A "revocable trust" is a Trust Agreement that you can change during your lifetime.  With this type of Trust, you can even "revoke" or get rid of it completely.  In contrast, an "irrevocable trust" is one that cannot be changed.  Once you place assets into an irrevocable trust, they have to stay there, and they can only be used, managed, sold, or distribute under the specific terms in the Trust Agreement.
These are just a few of the main types of Trusts, but there are many others, including special needs trusts, credit shelter trusts, and asset protection trusts.  You should always talk with a lawyer BEFORE you create or put any assets into a trust, so that they can help you to know which type of Trust will be best for you and your needs.  

Want to Know More? Give us a call and schedule an estate planning consultation today.

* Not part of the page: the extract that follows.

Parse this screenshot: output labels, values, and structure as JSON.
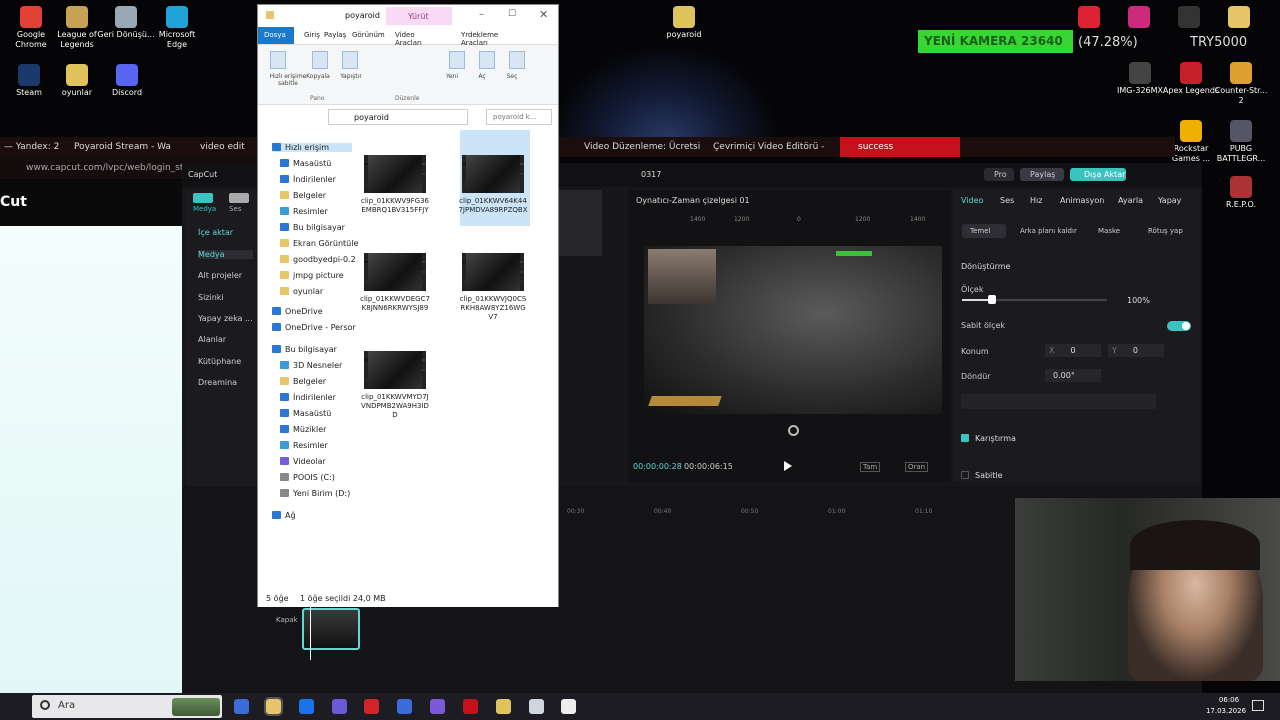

I would love to meet you and discuss how we might be able to plan for the future for you and your family.

FAQs About Probate

What is Probate?  
Probate is a court process for handling someone's business affairs after they have died.  A probate court can enter orders appointing an executor (or personal representative) to be in charge of the decedent's affairs.  The Court can also enter orders allowing for assets to be sold or distributed to heirs.  Finally, the court ensures that all of the decedent's financial responsibilities are met, including tax filings, payment of debts, collecting monies owed to the decedent, and paying for their final expenses.
What are Probate and Non-Probate Assets?
The easiest way to understand this is to first understand what non-probate assets are.  These are assets that are transferred automatically when someone dies, under a contract, or beneficiary provision.  Because they transfer automatically, there is no need for an executor to "probate" them or transfer them through the courts.  Some examples would be life insurance policies or retirement accounts that have named provisions in place, joint banking accounts, assets that are held in trust, and property interests under a "transfer on death" deed.  In contrast, "probate assets" are those assets that do NOT transfer automatically and must be "probated" through the Court.
What is a Small Estate?
Not every "probate estate" requires a full court administration.  Indiana law allows families to avoid the formal probate process in cases where there are only a few probate assets and their monetary value is limited.  In those cases, families can often transfer assets by a simple Affidavit.  There are, of course, some rules that apply to this process:
1.  The net probate assets (after deducting for debts that the family is paying, final expenses and burial expenses) are valued at less than $50,000.00.
2.  You have to wait at least 45 days after your loved one dies before you can transfer assets by a Small Estate Affidavit.
3.  There can't be a formal probate estate open for the decedent anywhere.
4.  You have to list the heirs at law (under Intestate Succession) or the beneficiaries who are named in the Decendent's Will in the Affidavit.
5.  You have to agree to use the assets first and foremost to pay the Decedent's debts and, if there is anything left over, you promise that you will distribute that to the beneficiaries named in the Decedent's Last Will and Testament or the heirs who are entitled to inherit under Intestate Succession.